[Opening Material to process section]
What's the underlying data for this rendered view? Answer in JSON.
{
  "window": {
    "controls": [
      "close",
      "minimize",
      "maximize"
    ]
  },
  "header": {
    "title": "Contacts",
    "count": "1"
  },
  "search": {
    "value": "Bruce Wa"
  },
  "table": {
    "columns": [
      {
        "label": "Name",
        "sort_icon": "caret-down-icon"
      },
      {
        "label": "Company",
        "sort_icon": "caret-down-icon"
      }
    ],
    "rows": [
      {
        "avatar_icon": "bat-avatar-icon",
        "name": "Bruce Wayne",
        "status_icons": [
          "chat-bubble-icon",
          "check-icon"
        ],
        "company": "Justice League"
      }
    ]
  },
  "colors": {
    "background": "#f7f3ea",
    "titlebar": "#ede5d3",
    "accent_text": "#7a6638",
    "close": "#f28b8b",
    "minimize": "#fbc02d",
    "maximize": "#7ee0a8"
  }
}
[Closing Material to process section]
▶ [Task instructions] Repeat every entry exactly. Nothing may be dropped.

▶ [Answer to the problem]
What's the underlying data for this rendered view? Answer in JSON.
{
  "window": {
    "controls": [
      "close",
      "minimize",
      "maximize"
    ]
  },
  "header": {
    "title": "Contacts",
    "count": "1"
  },
  "search": {
    "value": "Bruce Wa"
  },
  "table": {
    "columns": [
      {
        "label": "Name",
        "sort_icon": "caret-down-icon"
      },
      {
        "label": "Company",
        "sort_icon": "caret-down-icon"
      }
    ],
    "rows": [
      {
        "avatar_icon": "bat-avatar-icon",
        "name": "Bruce Wayne",
        "status_icons": [
          "chat-bubble-icon",
          "check-icon"
        ],
        "company": "Justice League"
      }
    ]
  },
  "colors": {
    "background": "#f7f3ea",
    "titlebar": "#ede5d3",
    "accent_text": "#7a6638",
    "close": "#f28b8b",
    "minimize": "#fbc02d",
    "maximize": "#7ee0a8"
  }
}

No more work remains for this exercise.